  • The Grants for Arts Projects award is a broad-spectrum grant that can fund between $10,000-100,000, depending on the need, and requires a cost/share match. While the grant cannot be used for building purchase, renovation, general, or seasonal operating, it could be used to fund an accessibility project such as closed captioning, reprinting literature, or purchasing assisted listening devices.
  • The Grants for Arts Projects award has an emphasis on funding DEI initiatives, which includes specialized programs to reach marginalized communities, including those with disabilities.
  • The Challenge America grant is aimed towards smaller organizations in historically underserved communities.
Arts Midwest
Michigan Arts and Culture Council
  • The Capital Improvements Grant enables arts organizations that want to update their buildings or equipment to be more accessible.
  • The Operational Support Grant provides general operating support for arts organizations, which may be used to fund general organizational spending, including facility updates.
  • The Professional Development Minigrant, offered in partnership with CultureSource, funds various forms of training and professional education. This could include inclusivity training and accessibility education.
Nonprofit Collective Foundation
  • The Operations Grant provides 501(c)(3) nonprofit organizations with up to $10,000 of unrestricted funding, which may be used for increasing accessibility offerings and capital improvements.
Going Further with Professional Development

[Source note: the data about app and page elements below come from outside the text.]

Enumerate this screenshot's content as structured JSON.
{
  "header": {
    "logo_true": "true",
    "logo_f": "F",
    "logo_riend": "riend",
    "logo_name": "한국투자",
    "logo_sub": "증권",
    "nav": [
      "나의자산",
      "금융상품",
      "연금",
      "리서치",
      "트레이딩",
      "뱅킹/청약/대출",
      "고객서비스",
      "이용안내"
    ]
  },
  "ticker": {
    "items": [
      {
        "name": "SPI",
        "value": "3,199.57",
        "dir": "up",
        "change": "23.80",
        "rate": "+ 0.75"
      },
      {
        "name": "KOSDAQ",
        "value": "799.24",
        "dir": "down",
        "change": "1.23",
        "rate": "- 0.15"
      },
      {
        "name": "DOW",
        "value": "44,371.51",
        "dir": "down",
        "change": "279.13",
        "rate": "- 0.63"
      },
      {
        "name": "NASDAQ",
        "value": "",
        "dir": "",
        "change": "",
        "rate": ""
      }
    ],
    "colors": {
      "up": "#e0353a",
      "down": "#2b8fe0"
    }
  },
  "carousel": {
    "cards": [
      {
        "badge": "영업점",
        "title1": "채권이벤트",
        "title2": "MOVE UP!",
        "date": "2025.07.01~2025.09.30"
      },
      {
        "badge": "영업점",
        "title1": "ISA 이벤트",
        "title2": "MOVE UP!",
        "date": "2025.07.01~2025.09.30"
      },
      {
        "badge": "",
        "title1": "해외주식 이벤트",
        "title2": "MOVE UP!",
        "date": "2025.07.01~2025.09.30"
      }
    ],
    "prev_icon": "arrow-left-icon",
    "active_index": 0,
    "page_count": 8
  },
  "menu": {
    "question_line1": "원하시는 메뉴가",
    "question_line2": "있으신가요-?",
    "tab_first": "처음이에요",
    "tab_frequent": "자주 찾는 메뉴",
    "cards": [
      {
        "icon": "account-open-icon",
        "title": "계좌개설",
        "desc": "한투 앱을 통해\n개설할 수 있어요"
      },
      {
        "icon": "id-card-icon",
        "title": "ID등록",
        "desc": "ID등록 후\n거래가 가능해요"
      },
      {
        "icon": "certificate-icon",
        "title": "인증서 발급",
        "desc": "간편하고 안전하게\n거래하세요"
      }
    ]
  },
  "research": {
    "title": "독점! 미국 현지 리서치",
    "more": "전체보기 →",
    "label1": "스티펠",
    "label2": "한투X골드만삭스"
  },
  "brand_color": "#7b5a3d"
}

If you are looking for education and professional development for your staff, consider the LEAD Conference through the Kennedy Foundation. LEAD (Leadership Exchange in Arts and Disability) Conference is aimed at developing knowledge and best practices for inclusivity and diversity in the arts. Some of the topics covered at the conference are:

  • ADA/504 Administration
  • Diversity, equity, access, and inclusion
  • Community outreach, education, and engagement
  • Box office, admissions, sales and marketing
  • Visitor services, front of house and customer service management
  • Venue operations, facilities, designers and production
  • Human resources and volunteer management

These resources and grants are a good starting point for organizations who are ready to take the next step in their accessibility journey. For those who are just getting started, increasing your organizational awareness of accessibility is a good place to begin. Check out some of our additional resources to get started.

This article was produced in part by Lily Walbridge, CultureSource’s summer intern. Lily is an undergraduate at the University of Michigan studying history, and a History Docent at the Detroit Observatory. She is currently preparing for a Masters program in Library Information Science with certifications in archival work and non-profit management.